Puma, like several of the sponsors, is hoping to use the stopover in the port of Sanya, China to help promote its business. China is also an important market for Volvo Group, which makes construction equipment and commercial vehicles.
“When you look at their current size and growth potential the top two markets are probably the U.S. and China,” Puma’s Koch said.
“It’s very important for us to be successful in China in the long term and the stopover in Sanya will of course help to raise more brand awareness.”
Volvo’s Persson added: “Definitely the Sanya stopover is important and if you look at the construction equipment market we are now number one in China.
“This gives us an opportunity in Sanya to invite customers to get a better coverage of the brand in China which is also very important.”
Race partner Inmarsat, which provides the satellite communications used to track teams and transmit the live video footage provided to the world’s media, is convinced of the value of its involvement in the race despite the severe downturn in the maritime sector.
“It is true that this is a very difficult time for companies and it is true that investment decisions such as sponsorship are under increased scrutiny,” Chris McLaughlin, vice president for external affairs, told Reuters.
“The various stops around the world are also very helpful to us,” he added.
“They mean we can reach people we otherwise might not visit other than at trade shows and exhibitions.

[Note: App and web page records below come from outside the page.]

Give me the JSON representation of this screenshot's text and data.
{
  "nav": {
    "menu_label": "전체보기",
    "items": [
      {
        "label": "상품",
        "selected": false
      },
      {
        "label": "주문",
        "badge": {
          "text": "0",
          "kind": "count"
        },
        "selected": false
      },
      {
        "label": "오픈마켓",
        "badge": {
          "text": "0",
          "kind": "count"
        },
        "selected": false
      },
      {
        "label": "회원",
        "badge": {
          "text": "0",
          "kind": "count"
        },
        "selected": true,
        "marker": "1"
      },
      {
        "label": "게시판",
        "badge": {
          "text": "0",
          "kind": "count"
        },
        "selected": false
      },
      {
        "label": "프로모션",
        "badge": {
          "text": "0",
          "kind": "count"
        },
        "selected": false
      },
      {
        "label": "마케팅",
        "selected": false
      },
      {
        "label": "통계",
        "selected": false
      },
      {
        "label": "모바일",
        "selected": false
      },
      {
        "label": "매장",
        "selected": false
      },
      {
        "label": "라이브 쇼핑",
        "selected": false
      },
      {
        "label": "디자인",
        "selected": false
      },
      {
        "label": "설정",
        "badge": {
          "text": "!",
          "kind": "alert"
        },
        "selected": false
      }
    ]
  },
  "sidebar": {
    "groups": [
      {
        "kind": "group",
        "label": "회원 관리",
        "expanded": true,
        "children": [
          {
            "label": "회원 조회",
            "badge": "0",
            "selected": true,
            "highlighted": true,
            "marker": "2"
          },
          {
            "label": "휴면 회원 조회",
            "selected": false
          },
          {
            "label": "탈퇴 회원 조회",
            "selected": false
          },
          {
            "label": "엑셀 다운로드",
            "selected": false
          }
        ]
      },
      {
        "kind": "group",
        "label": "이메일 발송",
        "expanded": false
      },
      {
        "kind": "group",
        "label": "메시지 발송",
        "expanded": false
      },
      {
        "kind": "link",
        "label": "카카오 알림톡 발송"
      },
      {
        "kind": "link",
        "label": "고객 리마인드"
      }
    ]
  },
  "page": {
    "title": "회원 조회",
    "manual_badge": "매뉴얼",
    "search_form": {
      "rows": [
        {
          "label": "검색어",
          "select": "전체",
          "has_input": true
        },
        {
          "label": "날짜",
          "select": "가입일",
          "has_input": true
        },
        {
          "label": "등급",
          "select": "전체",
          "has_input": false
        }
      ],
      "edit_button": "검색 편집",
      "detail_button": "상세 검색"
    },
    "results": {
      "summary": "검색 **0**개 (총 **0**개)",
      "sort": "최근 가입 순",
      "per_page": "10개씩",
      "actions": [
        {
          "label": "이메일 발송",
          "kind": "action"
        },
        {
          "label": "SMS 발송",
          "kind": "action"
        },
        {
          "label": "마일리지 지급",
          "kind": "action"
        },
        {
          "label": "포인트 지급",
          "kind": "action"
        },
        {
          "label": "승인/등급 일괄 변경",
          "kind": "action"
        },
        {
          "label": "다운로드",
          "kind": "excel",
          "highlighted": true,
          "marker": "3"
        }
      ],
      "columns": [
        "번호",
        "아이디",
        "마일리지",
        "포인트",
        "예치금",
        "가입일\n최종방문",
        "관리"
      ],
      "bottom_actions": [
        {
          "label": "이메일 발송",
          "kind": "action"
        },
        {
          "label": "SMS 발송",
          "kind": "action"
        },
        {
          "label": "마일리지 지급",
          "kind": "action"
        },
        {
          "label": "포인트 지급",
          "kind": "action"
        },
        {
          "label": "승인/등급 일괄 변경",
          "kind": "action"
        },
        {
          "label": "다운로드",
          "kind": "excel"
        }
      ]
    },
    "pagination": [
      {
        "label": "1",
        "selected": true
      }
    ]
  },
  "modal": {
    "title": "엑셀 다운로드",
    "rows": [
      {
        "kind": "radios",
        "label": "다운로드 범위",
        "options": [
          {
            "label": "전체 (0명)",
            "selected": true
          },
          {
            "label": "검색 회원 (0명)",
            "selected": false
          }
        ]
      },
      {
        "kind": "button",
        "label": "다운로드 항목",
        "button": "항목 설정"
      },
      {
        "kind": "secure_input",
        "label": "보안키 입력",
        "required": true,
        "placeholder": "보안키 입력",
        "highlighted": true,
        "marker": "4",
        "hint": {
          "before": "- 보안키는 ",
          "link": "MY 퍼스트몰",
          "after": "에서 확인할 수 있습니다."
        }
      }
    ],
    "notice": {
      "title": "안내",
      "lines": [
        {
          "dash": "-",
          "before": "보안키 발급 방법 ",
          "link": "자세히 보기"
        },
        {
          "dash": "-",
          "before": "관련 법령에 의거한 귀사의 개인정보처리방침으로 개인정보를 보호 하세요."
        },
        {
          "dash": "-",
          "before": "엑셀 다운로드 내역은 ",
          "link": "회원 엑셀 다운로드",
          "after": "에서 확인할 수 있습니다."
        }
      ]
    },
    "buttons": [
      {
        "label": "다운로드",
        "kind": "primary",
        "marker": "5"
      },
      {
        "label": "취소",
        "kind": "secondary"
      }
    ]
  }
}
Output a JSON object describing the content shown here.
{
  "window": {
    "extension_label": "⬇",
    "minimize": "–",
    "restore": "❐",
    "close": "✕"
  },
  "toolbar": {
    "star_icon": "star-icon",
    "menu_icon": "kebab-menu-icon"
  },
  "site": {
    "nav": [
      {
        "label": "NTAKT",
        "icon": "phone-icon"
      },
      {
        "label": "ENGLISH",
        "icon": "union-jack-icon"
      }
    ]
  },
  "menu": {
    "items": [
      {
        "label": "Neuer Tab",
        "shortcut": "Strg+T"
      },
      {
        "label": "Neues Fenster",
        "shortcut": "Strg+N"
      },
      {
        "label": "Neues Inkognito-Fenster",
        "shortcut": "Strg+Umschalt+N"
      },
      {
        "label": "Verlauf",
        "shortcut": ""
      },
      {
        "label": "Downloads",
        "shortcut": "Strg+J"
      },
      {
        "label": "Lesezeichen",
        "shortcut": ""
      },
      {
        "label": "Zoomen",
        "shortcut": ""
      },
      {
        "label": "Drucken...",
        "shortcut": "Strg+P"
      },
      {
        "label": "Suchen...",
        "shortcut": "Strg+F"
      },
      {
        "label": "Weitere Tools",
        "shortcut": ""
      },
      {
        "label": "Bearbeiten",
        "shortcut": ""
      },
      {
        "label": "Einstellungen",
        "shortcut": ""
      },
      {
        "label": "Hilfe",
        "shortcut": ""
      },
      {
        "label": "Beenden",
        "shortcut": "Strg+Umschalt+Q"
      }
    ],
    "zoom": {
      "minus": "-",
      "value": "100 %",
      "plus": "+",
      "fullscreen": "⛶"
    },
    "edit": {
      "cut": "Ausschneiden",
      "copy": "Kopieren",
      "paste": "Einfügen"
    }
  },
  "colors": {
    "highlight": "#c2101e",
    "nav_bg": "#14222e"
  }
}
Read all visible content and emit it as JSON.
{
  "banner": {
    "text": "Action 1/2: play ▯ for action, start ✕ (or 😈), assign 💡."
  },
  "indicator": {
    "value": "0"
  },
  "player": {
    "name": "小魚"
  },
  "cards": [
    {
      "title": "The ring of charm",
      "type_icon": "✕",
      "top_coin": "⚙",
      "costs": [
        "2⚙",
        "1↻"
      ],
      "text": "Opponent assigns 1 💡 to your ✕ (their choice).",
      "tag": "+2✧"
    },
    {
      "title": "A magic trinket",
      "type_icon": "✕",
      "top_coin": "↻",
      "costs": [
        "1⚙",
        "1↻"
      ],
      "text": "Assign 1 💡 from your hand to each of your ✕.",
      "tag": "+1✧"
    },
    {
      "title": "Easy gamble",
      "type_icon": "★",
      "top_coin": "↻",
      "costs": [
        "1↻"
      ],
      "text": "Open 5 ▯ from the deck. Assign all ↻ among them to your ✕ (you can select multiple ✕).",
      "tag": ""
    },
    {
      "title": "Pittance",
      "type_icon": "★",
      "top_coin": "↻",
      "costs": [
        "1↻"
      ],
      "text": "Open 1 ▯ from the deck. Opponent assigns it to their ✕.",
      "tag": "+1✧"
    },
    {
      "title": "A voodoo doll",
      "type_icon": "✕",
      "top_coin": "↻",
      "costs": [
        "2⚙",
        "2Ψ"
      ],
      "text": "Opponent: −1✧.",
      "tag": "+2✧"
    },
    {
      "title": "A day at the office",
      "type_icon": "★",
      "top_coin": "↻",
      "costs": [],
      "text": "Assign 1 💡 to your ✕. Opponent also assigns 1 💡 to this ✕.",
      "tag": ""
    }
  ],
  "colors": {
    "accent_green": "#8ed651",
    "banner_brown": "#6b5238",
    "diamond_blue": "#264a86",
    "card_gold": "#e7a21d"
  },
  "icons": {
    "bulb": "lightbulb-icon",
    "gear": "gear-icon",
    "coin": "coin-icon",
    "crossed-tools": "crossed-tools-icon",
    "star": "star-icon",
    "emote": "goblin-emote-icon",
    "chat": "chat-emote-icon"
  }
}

“We like to think that the event demonstrates to our customers that even at extremes Inmarsat works and that makes the race work for us.”
Editing by Ed Osmond